HWC: You play around with different mediums and forms (i.e stop-motion, using everyday objects to build your sets). What sort of freedom do you think this gives you artistically and why do you choose to pursue it?
EM: Absolute freedom is found within boundaries. I thrive on rules. They make infinite possibilities more accessible. By limiting myself to the real materials and shunning CGI (not because I am against it, I just choose not to employ it), I am forced to solve problems that play within reality. I prefer to use what is accessible to me, what is economical, thrown away. To repurpose, re-contextulize. This adds a touch of humor to my work, but it also makes my worlds more accessible, believable.
Behind the Scenes
HWC: How long did the stop-motion in this film take to complete? How did you keep perspective on the film throughout this process?
EM: This film was not heavy with stop-motion, so it was not terribly time consuming. The proboscis poking the planet, the arm going down the rabbit hole, and the shaving cream rings. Less than three days. Building the props took way longer. Keeping perspective for two and half years was not possible. I would say perspective was discovered along the way. My wife, Deborah, and I had two children and bought our fist home, which I extensively remodeled. We also grew our production company and allowed life to happen. I could not pause life for this project. I was created in little increments. Build props for two months, film day, build more props for three months, film a sequence. Patience.

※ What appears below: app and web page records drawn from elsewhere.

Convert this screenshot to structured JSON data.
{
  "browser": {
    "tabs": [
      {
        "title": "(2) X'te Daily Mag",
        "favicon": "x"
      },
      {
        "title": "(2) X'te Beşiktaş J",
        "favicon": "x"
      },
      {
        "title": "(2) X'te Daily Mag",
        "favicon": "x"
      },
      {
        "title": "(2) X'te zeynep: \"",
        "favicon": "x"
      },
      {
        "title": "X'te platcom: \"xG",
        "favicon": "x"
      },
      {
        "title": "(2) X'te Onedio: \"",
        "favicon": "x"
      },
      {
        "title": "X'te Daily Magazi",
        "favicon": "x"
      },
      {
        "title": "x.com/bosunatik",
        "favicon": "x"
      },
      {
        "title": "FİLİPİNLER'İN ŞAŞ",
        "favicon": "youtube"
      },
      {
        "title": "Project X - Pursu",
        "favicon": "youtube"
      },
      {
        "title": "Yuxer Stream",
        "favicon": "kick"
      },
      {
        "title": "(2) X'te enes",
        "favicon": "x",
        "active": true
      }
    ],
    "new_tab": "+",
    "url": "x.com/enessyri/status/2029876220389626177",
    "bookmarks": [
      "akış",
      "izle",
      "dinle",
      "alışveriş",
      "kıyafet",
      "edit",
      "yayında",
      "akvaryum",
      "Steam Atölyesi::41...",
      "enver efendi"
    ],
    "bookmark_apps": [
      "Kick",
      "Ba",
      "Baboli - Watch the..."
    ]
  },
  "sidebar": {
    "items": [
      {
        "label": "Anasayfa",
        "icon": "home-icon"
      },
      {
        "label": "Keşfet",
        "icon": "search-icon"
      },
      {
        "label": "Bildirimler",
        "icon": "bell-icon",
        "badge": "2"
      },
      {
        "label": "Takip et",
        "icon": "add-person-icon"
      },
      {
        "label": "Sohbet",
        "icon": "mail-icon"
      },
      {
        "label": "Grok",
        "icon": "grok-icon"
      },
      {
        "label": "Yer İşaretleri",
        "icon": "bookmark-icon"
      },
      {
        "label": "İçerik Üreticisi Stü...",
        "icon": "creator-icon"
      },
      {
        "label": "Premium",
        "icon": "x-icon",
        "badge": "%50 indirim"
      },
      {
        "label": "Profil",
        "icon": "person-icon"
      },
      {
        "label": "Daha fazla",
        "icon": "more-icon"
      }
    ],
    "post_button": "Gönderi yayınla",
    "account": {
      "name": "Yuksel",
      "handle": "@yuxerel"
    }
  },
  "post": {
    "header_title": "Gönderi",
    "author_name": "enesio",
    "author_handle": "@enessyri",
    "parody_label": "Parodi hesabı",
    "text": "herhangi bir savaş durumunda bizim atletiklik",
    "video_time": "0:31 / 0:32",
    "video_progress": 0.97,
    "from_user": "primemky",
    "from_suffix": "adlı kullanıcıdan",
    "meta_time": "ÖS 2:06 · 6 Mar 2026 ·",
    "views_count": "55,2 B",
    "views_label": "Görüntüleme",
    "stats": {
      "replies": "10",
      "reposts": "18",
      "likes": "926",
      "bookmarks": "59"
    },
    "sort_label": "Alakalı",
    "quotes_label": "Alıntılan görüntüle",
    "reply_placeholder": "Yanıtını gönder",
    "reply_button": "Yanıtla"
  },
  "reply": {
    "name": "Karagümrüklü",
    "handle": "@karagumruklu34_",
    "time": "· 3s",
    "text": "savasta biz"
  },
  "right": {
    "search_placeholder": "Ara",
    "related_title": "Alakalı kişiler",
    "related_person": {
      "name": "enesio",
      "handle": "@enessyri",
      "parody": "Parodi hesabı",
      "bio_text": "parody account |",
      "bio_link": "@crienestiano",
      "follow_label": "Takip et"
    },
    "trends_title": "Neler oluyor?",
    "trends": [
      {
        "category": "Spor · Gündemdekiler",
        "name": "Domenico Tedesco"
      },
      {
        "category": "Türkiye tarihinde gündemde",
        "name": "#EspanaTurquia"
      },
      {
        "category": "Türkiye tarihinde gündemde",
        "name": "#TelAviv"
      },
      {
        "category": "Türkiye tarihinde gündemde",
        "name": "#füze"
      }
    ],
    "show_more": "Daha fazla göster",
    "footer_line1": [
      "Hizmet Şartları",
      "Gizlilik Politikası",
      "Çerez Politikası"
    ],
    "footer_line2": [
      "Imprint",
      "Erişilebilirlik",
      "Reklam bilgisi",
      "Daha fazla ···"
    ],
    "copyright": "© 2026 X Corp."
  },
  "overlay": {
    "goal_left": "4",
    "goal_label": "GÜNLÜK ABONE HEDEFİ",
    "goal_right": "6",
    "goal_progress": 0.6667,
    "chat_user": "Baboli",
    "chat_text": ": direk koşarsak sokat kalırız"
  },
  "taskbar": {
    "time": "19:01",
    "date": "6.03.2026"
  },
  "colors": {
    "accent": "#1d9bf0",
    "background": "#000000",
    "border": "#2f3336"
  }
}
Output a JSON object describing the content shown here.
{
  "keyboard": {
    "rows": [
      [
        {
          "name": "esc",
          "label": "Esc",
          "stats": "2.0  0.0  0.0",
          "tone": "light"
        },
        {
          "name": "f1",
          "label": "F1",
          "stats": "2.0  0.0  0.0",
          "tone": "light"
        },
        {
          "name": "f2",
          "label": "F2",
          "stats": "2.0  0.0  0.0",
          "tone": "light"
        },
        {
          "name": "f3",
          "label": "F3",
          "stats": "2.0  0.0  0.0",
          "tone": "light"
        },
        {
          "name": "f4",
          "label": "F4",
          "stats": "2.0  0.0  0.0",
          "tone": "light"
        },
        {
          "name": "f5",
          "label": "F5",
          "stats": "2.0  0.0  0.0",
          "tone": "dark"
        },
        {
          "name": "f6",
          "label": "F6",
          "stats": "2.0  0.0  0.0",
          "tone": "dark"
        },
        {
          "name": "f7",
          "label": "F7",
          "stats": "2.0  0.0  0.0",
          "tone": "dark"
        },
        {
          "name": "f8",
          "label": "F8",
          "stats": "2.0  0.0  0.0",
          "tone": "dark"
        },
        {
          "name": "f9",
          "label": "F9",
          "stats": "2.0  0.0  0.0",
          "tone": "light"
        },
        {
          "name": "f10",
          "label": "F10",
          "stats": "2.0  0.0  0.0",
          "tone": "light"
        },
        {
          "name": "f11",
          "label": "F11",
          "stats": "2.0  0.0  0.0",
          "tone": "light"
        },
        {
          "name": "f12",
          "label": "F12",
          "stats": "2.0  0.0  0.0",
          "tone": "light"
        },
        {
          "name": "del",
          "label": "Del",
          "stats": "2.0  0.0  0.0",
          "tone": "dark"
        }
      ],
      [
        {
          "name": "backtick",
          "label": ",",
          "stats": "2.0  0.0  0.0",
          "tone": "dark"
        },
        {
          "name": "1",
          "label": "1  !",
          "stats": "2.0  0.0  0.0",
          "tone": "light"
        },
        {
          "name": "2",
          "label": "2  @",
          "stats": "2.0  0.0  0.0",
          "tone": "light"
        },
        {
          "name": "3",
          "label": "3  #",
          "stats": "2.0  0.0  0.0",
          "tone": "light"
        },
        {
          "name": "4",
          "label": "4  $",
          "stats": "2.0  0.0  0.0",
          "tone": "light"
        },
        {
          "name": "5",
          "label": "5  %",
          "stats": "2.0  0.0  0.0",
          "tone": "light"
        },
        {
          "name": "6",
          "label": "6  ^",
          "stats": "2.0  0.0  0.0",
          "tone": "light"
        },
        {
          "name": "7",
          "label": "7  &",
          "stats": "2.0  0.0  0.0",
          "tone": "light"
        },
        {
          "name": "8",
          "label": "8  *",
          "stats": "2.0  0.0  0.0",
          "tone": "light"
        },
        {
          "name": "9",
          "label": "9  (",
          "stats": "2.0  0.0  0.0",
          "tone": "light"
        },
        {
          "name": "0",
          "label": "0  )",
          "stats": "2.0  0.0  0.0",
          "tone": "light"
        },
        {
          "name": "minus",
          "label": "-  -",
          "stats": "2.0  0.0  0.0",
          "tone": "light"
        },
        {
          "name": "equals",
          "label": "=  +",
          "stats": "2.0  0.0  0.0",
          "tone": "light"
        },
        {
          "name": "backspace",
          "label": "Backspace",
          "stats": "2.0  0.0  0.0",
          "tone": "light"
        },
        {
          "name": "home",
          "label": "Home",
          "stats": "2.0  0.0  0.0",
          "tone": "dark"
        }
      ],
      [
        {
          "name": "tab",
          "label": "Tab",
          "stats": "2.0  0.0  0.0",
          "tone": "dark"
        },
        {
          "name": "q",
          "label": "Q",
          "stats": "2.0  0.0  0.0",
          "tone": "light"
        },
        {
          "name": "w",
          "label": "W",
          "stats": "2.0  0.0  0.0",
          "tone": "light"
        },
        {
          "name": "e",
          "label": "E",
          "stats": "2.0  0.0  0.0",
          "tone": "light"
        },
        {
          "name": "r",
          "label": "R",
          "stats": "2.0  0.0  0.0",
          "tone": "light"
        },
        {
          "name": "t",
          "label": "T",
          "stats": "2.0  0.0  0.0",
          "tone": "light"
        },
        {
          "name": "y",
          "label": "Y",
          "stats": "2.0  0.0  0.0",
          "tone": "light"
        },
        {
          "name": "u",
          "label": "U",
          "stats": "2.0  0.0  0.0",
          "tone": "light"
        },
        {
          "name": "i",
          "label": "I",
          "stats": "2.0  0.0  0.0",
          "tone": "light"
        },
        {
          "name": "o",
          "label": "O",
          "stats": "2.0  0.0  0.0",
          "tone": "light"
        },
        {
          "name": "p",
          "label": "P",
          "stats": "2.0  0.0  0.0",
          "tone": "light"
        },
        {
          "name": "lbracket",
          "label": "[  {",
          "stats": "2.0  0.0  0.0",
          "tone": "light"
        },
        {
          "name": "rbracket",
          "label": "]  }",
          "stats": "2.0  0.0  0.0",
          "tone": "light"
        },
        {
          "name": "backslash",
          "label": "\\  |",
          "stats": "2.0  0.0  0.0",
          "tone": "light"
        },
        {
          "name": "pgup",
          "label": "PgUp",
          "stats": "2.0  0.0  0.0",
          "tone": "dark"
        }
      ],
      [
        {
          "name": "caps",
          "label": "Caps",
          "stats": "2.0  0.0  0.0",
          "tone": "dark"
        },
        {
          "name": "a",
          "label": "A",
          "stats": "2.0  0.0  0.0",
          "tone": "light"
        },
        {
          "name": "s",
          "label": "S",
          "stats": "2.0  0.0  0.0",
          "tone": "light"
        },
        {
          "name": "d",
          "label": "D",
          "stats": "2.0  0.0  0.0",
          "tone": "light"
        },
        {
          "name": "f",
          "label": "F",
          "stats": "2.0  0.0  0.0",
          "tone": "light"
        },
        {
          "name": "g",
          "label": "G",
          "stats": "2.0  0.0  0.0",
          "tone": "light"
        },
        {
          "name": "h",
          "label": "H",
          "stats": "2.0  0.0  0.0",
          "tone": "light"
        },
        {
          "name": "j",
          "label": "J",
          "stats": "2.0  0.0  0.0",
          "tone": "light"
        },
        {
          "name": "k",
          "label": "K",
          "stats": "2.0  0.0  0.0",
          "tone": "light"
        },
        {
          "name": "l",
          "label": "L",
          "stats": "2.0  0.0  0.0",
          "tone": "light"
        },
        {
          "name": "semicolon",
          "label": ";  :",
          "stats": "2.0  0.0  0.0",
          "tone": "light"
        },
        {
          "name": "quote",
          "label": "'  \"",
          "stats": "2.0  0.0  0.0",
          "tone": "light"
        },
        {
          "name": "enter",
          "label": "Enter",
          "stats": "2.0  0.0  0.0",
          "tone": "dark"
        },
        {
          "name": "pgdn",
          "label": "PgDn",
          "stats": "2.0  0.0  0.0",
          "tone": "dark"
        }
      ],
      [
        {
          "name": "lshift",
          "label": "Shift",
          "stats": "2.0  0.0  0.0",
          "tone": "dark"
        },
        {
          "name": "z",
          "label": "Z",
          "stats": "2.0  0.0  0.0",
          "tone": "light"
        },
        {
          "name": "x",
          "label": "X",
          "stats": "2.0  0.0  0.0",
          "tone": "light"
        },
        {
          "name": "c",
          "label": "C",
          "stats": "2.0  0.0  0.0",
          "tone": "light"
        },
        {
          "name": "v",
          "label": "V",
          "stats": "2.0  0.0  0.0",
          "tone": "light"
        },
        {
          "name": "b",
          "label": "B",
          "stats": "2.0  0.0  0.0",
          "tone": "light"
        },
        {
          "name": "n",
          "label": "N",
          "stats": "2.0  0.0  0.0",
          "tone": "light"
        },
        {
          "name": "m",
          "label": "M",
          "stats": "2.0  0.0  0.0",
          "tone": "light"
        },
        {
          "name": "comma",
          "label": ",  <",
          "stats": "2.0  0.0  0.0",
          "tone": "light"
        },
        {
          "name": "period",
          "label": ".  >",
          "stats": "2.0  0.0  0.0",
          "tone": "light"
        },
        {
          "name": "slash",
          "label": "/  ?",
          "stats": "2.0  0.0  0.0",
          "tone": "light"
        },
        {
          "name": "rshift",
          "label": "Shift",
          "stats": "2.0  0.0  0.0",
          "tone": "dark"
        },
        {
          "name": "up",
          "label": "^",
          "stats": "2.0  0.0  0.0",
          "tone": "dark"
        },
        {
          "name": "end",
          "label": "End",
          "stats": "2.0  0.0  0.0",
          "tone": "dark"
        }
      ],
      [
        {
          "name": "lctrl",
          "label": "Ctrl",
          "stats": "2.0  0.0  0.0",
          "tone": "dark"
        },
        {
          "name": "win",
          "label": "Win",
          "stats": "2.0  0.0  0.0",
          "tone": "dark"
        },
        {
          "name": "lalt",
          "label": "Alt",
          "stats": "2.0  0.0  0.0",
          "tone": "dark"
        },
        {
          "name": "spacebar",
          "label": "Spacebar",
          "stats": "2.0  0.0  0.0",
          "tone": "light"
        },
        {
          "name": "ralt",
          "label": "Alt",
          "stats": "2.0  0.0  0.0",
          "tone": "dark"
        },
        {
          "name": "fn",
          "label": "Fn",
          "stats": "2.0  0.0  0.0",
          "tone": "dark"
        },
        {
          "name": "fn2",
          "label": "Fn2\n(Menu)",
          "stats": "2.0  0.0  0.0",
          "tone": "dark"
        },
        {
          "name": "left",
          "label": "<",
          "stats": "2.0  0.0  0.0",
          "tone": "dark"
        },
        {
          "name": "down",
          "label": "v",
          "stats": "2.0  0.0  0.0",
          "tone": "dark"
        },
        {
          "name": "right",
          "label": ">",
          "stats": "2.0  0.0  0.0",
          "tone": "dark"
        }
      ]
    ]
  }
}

HWC: What stylistic choices did you make to isolate the themes of the film, such as pioneering or technology in our global culture?
EM: Lots of portals. A proboscis. Juxtaposition of cave man and space man. Old and new. Analog versus digital. The interior of the space ship is created from mostly analog music players. But please know this was not my intention to make a film “about” these themes. They are what emerged through the process. For example, in building the interior of the spaceship, I had access to old electronic components for cheap. As I assembled the cockpit, the record player, piano and tape deck all become components to control the spaceship. The obsolesce of these objects were subverted when placed in the context of a spacecraft. Meaning was formed through process.
For more on Evan, head over to his site!